Rule No. 3: Tidy according to your own way of life (and not like mum or like in a home decor magazine).
For example, if your living room is small, why fill up a sideboard with the best china that you only use once a year? It is true that your mum, and her mother before her, did it like that. But when I think that you are looking for somewhere to store the printer paper and the video games (your PC is in the living room and you play from your sofa)! Just move the china to the top of a cupboard to free up space in the sideboard, a much more practical place for your family. And never mind tradition.
Rule No. 4: Avoid repeated handling
Would you put the remote control at the bottom of a box with a lid, itself placed behind a vase on a shelf in a closed cupboard?

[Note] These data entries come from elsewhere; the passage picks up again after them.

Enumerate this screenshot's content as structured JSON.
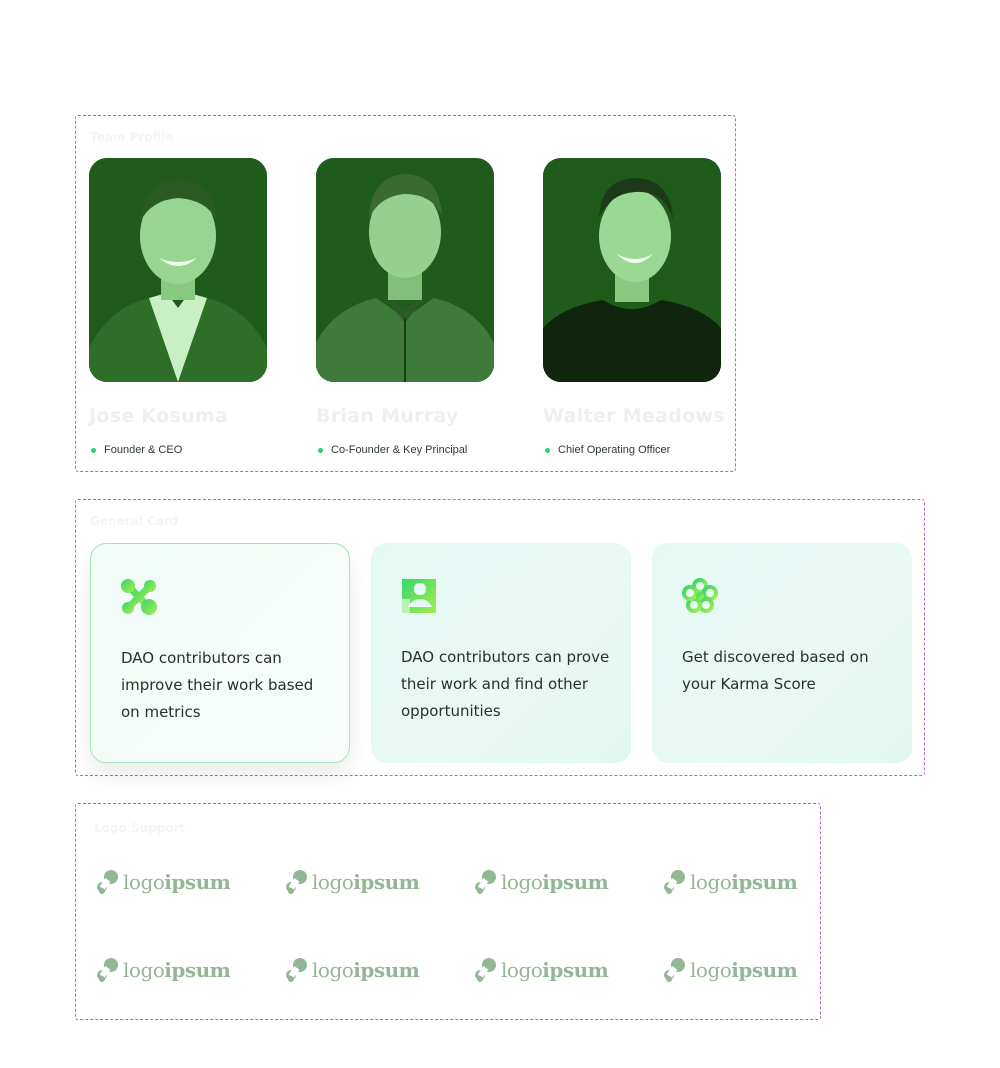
{
  "team_profile": {
    "frame_label": "Team Profile",
    "members": [
      {
        "name": "Jose Kosuma",
        "role": "Founder & CEO"
      },
      {
        "name": "Brian Murray",
        "role": "Co-Founder & Key Principal"
      },
      {
        "name": "Walter Meadows",
        "role": "Chief Operating Officer"
      }
    ]
  },
  "general_card": {
    "frame_label": "General Card",
    "cards": [
      {
        "icon": "molecule-icon",
        "text": "DAO contributors can improve their work based on metrics"
      },
      {
        "icon": "puzzle-person-icon",
        "text": "DAO contributors can prove their work and find other opportunities"
      },
      {
        "icon": "flower-icon",
        "text": "Get discovered based on your Karma Score"
      }
    ],
    "accent_color": "#2ad26a"
  },
  "logo_support": {
    "frame_label": "Logo Support",
    "logos": [
      {
        "part1": "logo",
        "part2": "ipsum"
      },
      {
        "part1": "logo",
        "part2": "ipsum"
      },
      {
        "part1": "logo",
        "part2": "ipsum"
      },
      {
        "part1": "logo",
        "part2": "ipsum"
      },
      {
        "part1": "logo",
        "part2": "ipsum"
      },
      {
        "part1": "logo",
        "part2": "ipsum"
      },
      {
        "part1": "logo",
        "part2": "ipsum"
      },
      {
        "part1": "logo",
        "part2": "ipsum"
      }
    ],
    "logo_color": "#93b794"
  }
}
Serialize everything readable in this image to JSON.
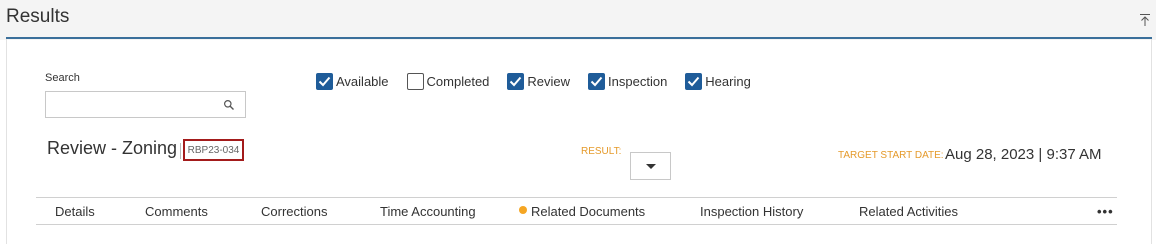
{
  "section": {
    "title": "Results"
  },
  "search": {
    "label": "Search",
    "value": "",
    "placeholder": ""
  },
  "filters": [
    {
      "label": "Available",
      "checked": true
    },
    {
      "label": "Completed",
      "checked": false
    },
    {
      "label": "Review",
      "checked": true
    },
    {
      "label": "Inspection",
      "checked": true
    },
    {
      "label": "Hearing",
      "checked": true
    }
  ],
  "record": {
    "title": "Review - Zoning",
    "id": "RBP23-034",
    "result_label": "RESULT:",
    "result_value": "",
    "target_start_label": "TARGET START DATE:",
    "target_start_value": "Aug 28, 2023 | 9:37 AM"
  },
  "tabs": [
    {
      "label": "Details"
    },
    {
      "label": "Comments"
    },
    {
      "label": "Corrections"
    },
    {
      "label": "Time Accounting"
    },
    {
      "label": "Related Documents",
      "indicator": true
    },
    {
      "label": "Inspection History"
    },
    {
      "label": "Related Activities"
    }
  ],
  "more_label": "•••",
  "colors": {
    "accent_blue": "#1f5c99",
    "header_rule": "#3a6f9a",
    "label_orange": "#e59a2b",
    "indicator_orange": "#f5a623",
    "id_border_red": "#a31b1b"
  }
}
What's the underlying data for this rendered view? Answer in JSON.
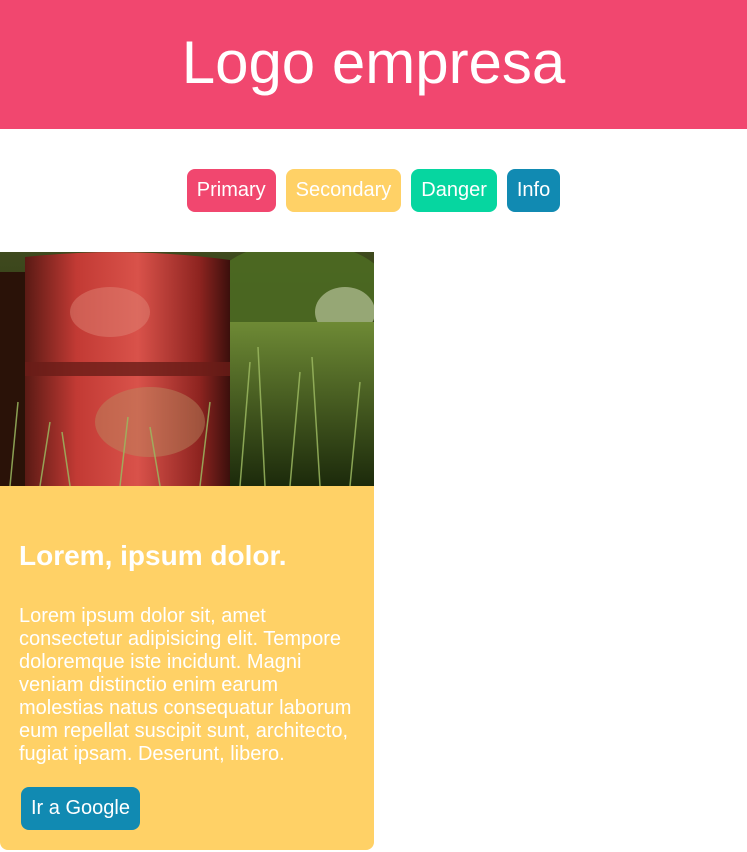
{
  "colors": {
    "primary": "#f1476f",
    "secondary": "#ffd166",
    "danger": "#06d6a0",
    "info": "#118ab2"
  },
  "header": {
    "logo_text": "Logo empresa"
  },
  "buttons": [
    {
      "label": "Primary",
      "variant": "primary"
    },
    {
      "label": "Secondary",
      "variant": "secondary"
    },
    {
      "label": "Danger",
      "variant": "danger"
    },
    {
      "label": "Info",
      "variant": "info"
    }
  ],
  "card": {
    "image": "red-rusted-barrel-in-grass",
    "title": "Lorem, ipsum dolor.",
    "text": "Lorem ipsum dolor sit, amet consectetur adipisicing elit. Tempore doloremque iste incidunt. Magni veniam distinctio enim earum molestias natus consequatur laborum eum repellat suscipit sunt, architecto, fugiat ipsam. Deserunt, libero.",
    "button_label": "Ir a Google"
  }
}
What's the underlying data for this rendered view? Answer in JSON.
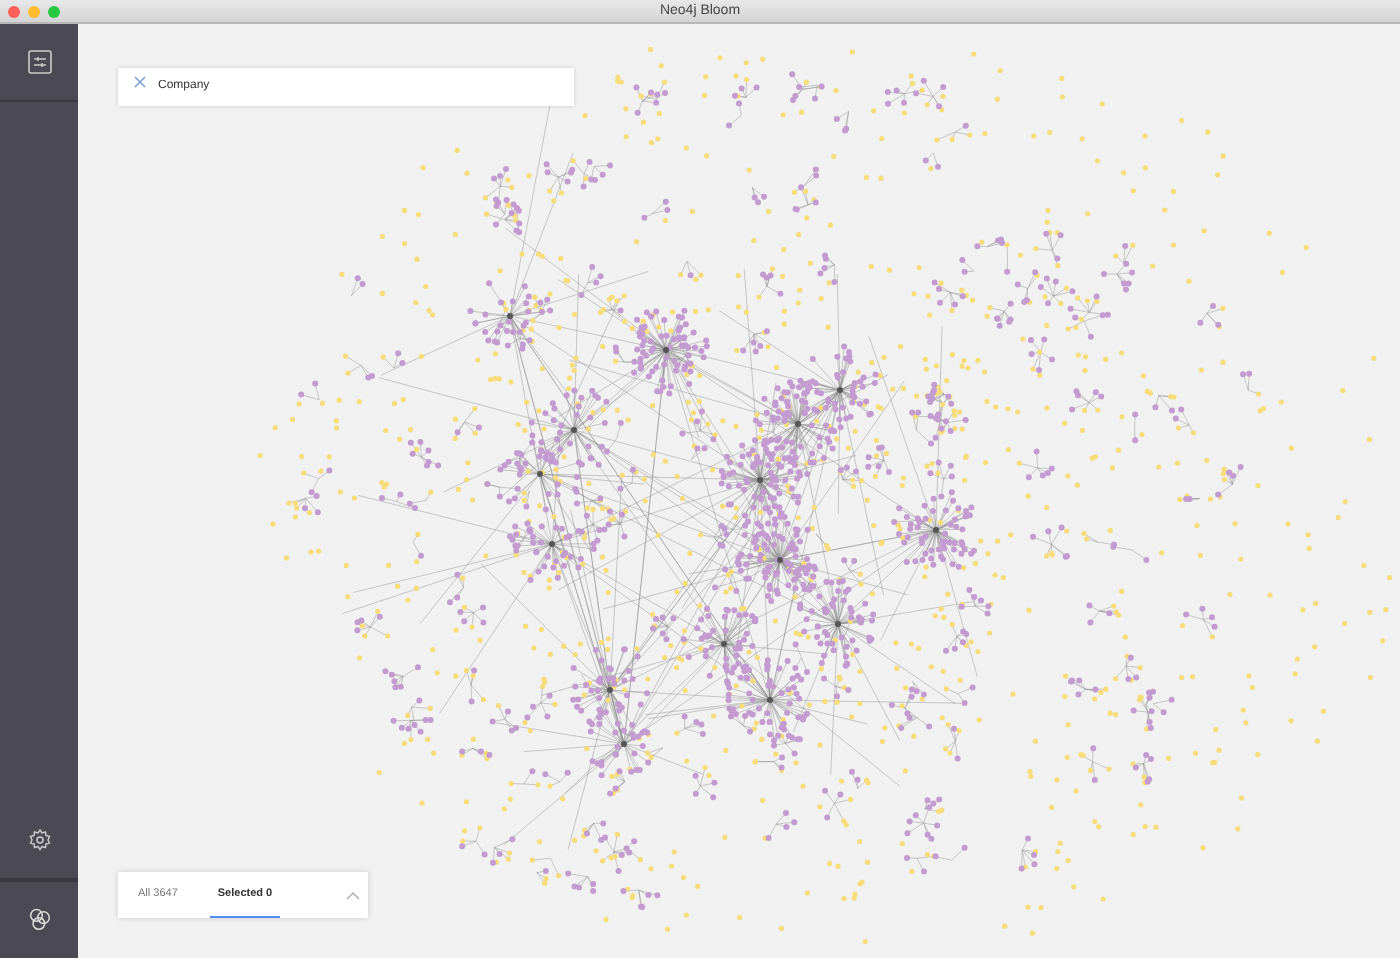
{
  "window": {
    "title": "Neo4j Bloom"
  },
  "search": {
    "value": "Company"
  },
  "result_tabs": [
    {
      "label": "All 3647",
      "selected": false
    },
    {
      "label": "Selected 0",
      "selected": true
    }
  ]
}
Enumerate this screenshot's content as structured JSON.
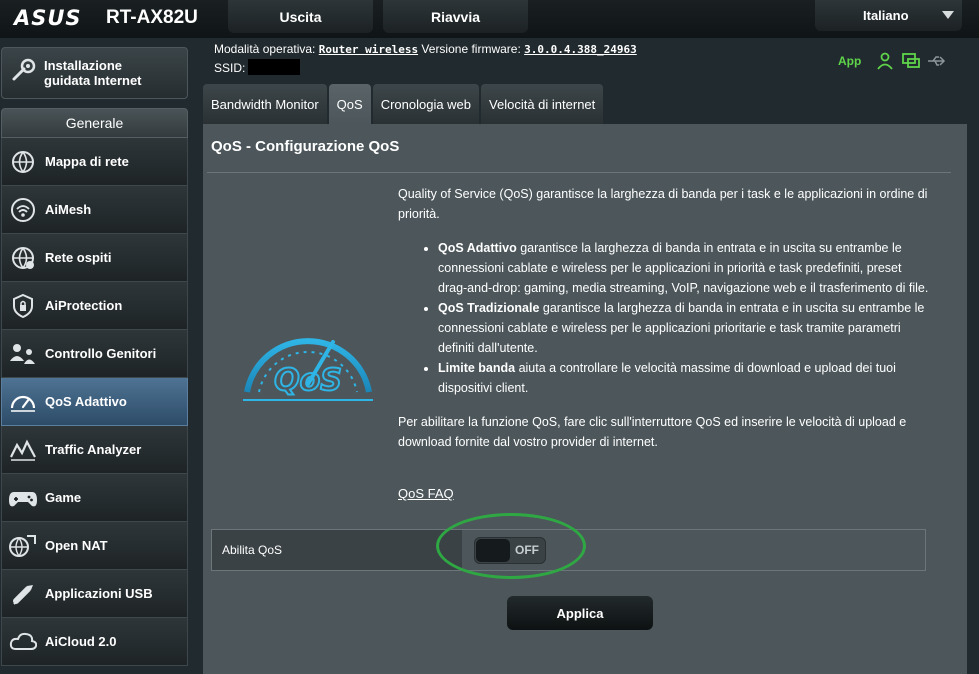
{
  "header": {
    "brand": "ASUS",
    "model": "RT-AX82U",
    "logout_label": "Uscita",
    "reboot_label": "Riavvia",
    "language": "Italiano"
  },
  "status": {
    "mode_label": "Modalità operativa:",
    "mode_value": "Router wireless",
    "firmware_label": "Versione firmware:",
    "firmware_value": "3.0.0.4.388_24963",
    "ssid_label": "SSID:",
    "app_label": "App",
    "icons": [
      "user-icon",
      "network-monitor-icon",
      "usb-icon"
    ]
  },
  "sidebar": {
    "quick_setup_line1": "Installazione",
    "quick_setup_line2": "guidata Internet",
    "section_title": "Generale",
    "items": [
      {
        "label": "Mappa di rete",
        "icon": "network-map-icon",
        "active": false
      },
      {
        "label": "AiMesh",
        "icon": "aimesh-icon",
        "active": false
      },
      {
        "label": "Rete ospiti",
        "icon": "guest-network-icon",
        "active": false
      },
      {
        "label": "AiProtection",
        "icon": "shield-icon",
        "active": false
      },
      {
        "label": "Controllo Genitori",
        "icon": "parental-control-icon",
        "active": false
      },
      {
        "label": "QoS Adattivo",
        "icon": "speedometer-icon",
        "active": true
      },
      {
        "label": "Traffic Analyzer",
        "icon": "traffic-analyzer-icon",
        "active": false
      },
      {
        "label": "Game",
        "icon": "gamepad-icon",
        "active": false
      },
      {
        "label": "Open NAT",
        "icon": "open-nat-icon",
        "active": false
      },
      {
        "label": "Applicazioni USB",
        "icon": "usb-application-icon",
        "active": false
      },
      {
        "label": "AiCloud 2.0",
        "icon": "cloud-icon",
        "active": false
      }
    ]
  },
  "tabs": [
    {
      "label": "Bandwidth Monitor",
      "active": false
    },
    {
      "label": "QoS",
      "active": true
    },
    {
      "label": "Cronologia web",
      "active": false
    },
    {
      "label": "Velocità di internet",
      "active": false
    }
  ],
  "main": {
    "title": "QoS - Configurazione QoS",
    "graphic_text": "QoS",
    "intro": "Quality of Service (QoS) garantisce la larghezza di banda per i task e le applicazioni in ordine di priorità.",
    "bullets": [
      {
        "bold": "QoS Adattivo",
        "text": " garantisce la larghezza di banda in entrata e in uscita su entrambe le connessioni cablate e wireless per le applicazioni in priorità e task predefiniti, preset drag-and-drop: gaming, media streaming, VoIP, navigazione web e il trasferimento di file."
      },
      {
        "bold": "QoS Tradizionale",
        "text": " garantisce la larghezza di banda in entrata e in uscita su entrambe le connessioni cablate e wireless per le applicazioni prioritarie e task tramite parametri definiti dall'utente."
      },
      {
        "bold": "Limite banda",
        "text": " aiuta a controllare le velocità massime di download e upload dei tuoi dispositivi client."
      }
    ],
    "enable_note": "Per abilitare la funzione QoS, fare clic sull'interruttore QoS ed inserire le velocità di upload e download fornite dal vostro provider di internet.",
    "faq_label": "QoS FAQ",
    "enable_label": "Abilita QoS",
    "toggle_state": "OFF",
    "apply_label": "Applica"
  },
  "colors": {
    "highlight": "#2fa844",
    "app_link": "#5fd44a",
    "active_nav": "#4f7394",
    "gauge": "#2fb4e6"
  }
}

No, of course not. Too many actions to perform. So remember this rule: the fewer actions needed to get an object or put it back in its place, the greater the chance that it will be tidied away. In other words, if your system for filing papers, for example, requires you to handle cardboard folders, paper folders, files, plastic pockets, don’t be surprised if you can’t be bothered to file them. Make it simple, as much as possible.
Rule No. 5: Love your labeller
You can get a labeller for a modest outlay. It will allow you to make standard, pretty labels that can be stuck and removed without damage. What’s the point?
- they give a clean, professional look, which encourages you to respect your tidying
- they show all members of the household where to find things (and therefore where to tidy them)
- they help you to remember (what did I already put in there?) and thus avoid buying duplicate objects
- all that to save time (we said 50 seconds, if you recall?)
Where to put them?
- on the top edges of drawers. You only see them when they are open, so it doesn’t look too much like an office.
- on folders.
- on the edges of shelves (size 140 sheets / size 160 sheets, for example)
- on the sides of bins, baskets and boxes, to identify what’s inside without moving everything
- on the sides of household appliances, to better see the serial numbers
- on cables, chargers and other objects that you need to identify quickly.
That’s it? Are you convinced?
Rule No. 6: Think of how often you use it
The more often you use an object, the closer it should be to you (cf the remote control above). Logical, isn’t it? Pushing the reasoning a bit further. If we follow this rule, it follows that the objects that you almost never use… shouldn’t be so close to you. Further, you bump into them, they get in your way and they prevent you taking advantage of the best storage spaces: those nearest to you. Think again of the sideboard mentioned earlier and don’t hesitate to distance yourself mercilessly from what you rarely use (not forgetting the labels, OK?).